Dec. 15: It seemed just another one of those early-season non-conference games, Wisconsin pulling away to beat Texas A&M-Corpus Christi 64-49. Then Bo Ryan sat in front of the media afterward and announced he was retiring. Now.  Once the team heard, Nigel Hayes mentioned how he had sensed something amiss before the game, from the expression on Ryan’s face, ``The saddest look I’ve ever seen him have,’’ Hayes said. Assistant Greg Gard took over, and so ended one of college basketball’s more amazing success stories. Ryan had taken Wisconsin to 14 NCAA Tournaments in 14 seasons. Before that, the Badgers had made it seven times in 43 years. In one night, the Big Ten power structure trembled.

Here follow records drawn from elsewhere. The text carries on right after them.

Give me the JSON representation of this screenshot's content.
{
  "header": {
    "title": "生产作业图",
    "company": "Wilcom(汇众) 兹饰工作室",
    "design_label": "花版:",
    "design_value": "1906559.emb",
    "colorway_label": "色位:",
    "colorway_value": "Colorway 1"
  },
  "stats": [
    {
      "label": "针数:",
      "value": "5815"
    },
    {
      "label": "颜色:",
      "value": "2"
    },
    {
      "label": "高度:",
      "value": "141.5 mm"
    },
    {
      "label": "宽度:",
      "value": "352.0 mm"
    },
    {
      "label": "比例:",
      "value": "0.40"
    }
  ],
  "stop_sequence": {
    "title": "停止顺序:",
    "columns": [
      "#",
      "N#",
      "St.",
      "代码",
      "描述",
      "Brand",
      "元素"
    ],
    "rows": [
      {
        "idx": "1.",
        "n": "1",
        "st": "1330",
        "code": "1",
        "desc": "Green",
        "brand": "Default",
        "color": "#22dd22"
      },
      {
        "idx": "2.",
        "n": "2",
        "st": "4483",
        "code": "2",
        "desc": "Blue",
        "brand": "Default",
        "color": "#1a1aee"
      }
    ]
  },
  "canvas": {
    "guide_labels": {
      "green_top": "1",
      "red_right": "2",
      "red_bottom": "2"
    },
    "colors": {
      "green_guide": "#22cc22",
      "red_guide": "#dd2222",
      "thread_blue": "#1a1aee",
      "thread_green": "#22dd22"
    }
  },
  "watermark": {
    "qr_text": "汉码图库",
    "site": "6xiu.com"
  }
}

Dec. 26: The only game in town – heck, the only game in the country – on the day after Christmas was Kentucky-Louisville. Why not? The Wildcats edged the Cardinals 75-73 to show – some recent wobbling notwithstanding – they were still in charge of the Bluegrass, and a national force. Even if the hottest freshman in the SEC was Ben Simmons at LSU.